• [MATERIALS PROVIDED]:

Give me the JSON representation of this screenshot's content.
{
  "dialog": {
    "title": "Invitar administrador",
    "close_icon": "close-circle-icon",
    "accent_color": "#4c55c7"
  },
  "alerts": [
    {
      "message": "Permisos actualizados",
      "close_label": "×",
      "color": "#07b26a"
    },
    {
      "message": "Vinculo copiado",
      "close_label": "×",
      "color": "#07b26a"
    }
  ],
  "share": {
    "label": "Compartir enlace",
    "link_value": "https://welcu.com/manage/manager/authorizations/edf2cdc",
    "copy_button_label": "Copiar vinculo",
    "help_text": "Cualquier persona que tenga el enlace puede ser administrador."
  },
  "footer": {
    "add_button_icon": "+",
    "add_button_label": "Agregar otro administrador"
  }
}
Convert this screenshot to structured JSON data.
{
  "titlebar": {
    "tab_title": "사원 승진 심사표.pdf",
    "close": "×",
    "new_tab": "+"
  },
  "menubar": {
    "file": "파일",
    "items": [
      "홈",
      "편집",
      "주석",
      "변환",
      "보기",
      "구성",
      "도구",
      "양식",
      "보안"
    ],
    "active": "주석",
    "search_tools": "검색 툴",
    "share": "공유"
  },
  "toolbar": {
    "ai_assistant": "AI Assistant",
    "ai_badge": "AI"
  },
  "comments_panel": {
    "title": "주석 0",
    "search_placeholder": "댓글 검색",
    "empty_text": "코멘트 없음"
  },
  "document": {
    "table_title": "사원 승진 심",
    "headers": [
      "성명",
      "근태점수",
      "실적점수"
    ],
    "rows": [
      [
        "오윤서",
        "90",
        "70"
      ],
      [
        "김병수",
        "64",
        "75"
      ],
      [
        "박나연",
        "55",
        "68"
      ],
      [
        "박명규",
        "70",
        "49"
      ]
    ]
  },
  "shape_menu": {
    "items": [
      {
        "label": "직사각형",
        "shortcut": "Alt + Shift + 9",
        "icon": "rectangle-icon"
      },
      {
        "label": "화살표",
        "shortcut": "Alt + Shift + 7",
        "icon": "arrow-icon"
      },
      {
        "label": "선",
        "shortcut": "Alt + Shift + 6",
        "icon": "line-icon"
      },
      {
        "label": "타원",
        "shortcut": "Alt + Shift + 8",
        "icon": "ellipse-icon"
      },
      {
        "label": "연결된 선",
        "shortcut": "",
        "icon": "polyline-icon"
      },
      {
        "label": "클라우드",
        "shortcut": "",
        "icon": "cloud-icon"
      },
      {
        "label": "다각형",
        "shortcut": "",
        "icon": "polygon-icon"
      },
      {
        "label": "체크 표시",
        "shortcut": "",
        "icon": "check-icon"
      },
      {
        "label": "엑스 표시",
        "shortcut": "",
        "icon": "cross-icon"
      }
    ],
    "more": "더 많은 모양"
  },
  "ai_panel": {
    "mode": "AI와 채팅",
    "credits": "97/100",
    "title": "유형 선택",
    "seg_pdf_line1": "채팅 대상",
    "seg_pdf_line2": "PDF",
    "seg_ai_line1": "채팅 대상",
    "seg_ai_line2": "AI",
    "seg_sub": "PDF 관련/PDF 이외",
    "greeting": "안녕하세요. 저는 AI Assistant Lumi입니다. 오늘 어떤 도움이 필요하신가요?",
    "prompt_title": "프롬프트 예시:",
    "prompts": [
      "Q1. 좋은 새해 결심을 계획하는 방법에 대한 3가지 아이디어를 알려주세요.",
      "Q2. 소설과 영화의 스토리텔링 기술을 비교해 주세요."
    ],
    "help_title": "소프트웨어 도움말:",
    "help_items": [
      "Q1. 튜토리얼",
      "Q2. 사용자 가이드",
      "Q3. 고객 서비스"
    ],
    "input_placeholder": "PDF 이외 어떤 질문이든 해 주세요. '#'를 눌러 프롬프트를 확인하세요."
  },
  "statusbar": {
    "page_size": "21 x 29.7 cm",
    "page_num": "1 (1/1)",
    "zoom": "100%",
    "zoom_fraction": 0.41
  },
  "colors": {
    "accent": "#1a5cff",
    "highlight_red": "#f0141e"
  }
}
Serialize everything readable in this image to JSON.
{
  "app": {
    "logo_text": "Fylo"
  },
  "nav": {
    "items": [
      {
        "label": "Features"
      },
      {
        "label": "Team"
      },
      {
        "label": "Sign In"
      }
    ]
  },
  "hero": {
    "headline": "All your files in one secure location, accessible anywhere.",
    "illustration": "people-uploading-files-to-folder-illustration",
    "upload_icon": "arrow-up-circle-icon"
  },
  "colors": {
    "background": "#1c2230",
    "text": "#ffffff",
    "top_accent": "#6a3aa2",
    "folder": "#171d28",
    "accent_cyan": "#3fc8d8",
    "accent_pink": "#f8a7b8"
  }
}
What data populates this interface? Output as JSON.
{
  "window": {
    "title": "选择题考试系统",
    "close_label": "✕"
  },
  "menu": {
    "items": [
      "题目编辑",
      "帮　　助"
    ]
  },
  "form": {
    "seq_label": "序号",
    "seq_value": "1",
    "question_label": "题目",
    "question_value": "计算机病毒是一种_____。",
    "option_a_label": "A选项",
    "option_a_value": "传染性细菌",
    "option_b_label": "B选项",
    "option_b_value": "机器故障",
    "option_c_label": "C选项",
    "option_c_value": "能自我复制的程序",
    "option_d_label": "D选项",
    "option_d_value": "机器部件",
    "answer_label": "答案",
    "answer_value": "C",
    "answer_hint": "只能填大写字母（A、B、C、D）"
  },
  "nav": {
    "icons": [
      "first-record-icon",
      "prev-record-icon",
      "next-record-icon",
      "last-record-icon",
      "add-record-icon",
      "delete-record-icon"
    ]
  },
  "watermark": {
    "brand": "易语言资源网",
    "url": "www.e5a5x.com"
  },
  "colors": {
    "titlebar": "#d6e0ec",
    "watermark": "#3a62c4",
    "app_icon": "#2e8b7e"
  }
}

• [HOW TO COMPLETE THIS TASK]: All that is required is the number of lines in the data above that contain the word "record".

• [SOLUTION]: 6